Publication Type: Abstract only
Publication Acceptance Date: 8/11/2004
Publication Date: 11/4/2004
Citation: Baker, B.J., Allred, B.J., Wang, Y., Clevenger, W.B., Fausey, N.R., Brown, L.C. 2004. Impact of a wetland reservoir subirrigation system on shallow hydrology. Soil Science Society of America Annual Meeting. 2004. Seattle, WA. Paper 5327. Interpretive Summary:
Technical Abstract: An innovative agricultural water management practice involving capture, treatment, storage and reuse of drainage water is being tested in northwest Ohio with concurrent goals of reducing non-point source pollution from agricultural fields while improving crop yields. A Wetland Reservoir Subirrigation System is comprised of three interconnected components, a wetland, a water storage reservoir and cropland containing an underground pipe system for drainage or subirrigation depending on crop needs. A test site in the Maumee River drainage basin in Defiance County has a variety of test plots including subirrigated with 2.4 and 4.8m drain spacing, drained only with 6 and 12m drain spacing and surface drained only. There is an extensive shallow ground water monitoring program consisting of water table wells equipped with level recorders and suction lysimeters at two depths, 0.6m and 1.2m. Results from the lysimeters indicate the subirrigated soils with drain spacing of 2.4m and 4.8m have a greater EC than drained only soils. Nitrate concentrations from the lysimeters indicated that the nitrate nitrogen levels are lower in the subirrigated soil than the soils that are drained only with 6m drain spacing but are not lower than drained only with 12m spacing.
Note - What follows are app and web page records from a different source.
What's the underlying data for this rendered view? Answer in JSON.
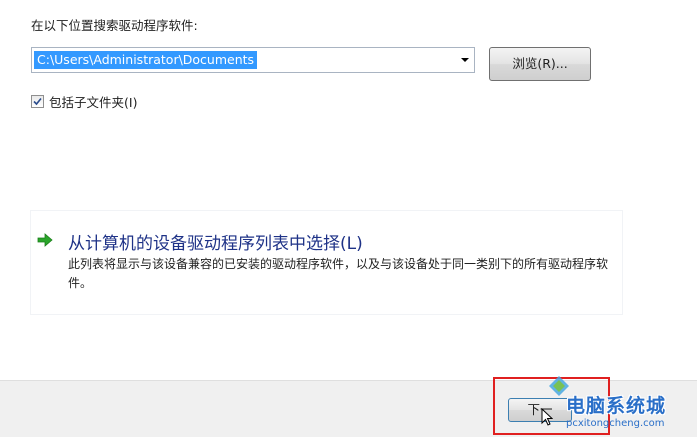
{
  "search": {
    "label": "在以下位置搜索驱动程序软件:",
    "path_value": "C:\\Users\\Administrator\\Documents",
    "browse_label": "浏览(R)...",
    "include_subfolders": {
      "label": "包括子文件夹(I)",
      "checked": true
    }
  },
  "pick_option": {
    "icon": "green-arrow-icon",
    "title": "从计算机的设备驱动程序列表中选择(L)",
    "description": "此列表将显示与该设备兼容的已安装的驱动程序软件，以及与该设备处于同一类别下的所有驱动程序软件。"
  },
  "footer": {
    "next_label": "下一",
    "highlight_color": "#e02020"
  },
  "watermark": {
    "text": "电脑系统城",
    "url": "pcxitongcheng.com"
  },
  "colors": {
    "accent": "#3399ff",
    "link": "#1e3287",
    "arrow": "#2aa52a"
  }
}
Current indications are that the use of subirrigation at the Defiance County location is not adversely impacting ground or surface water.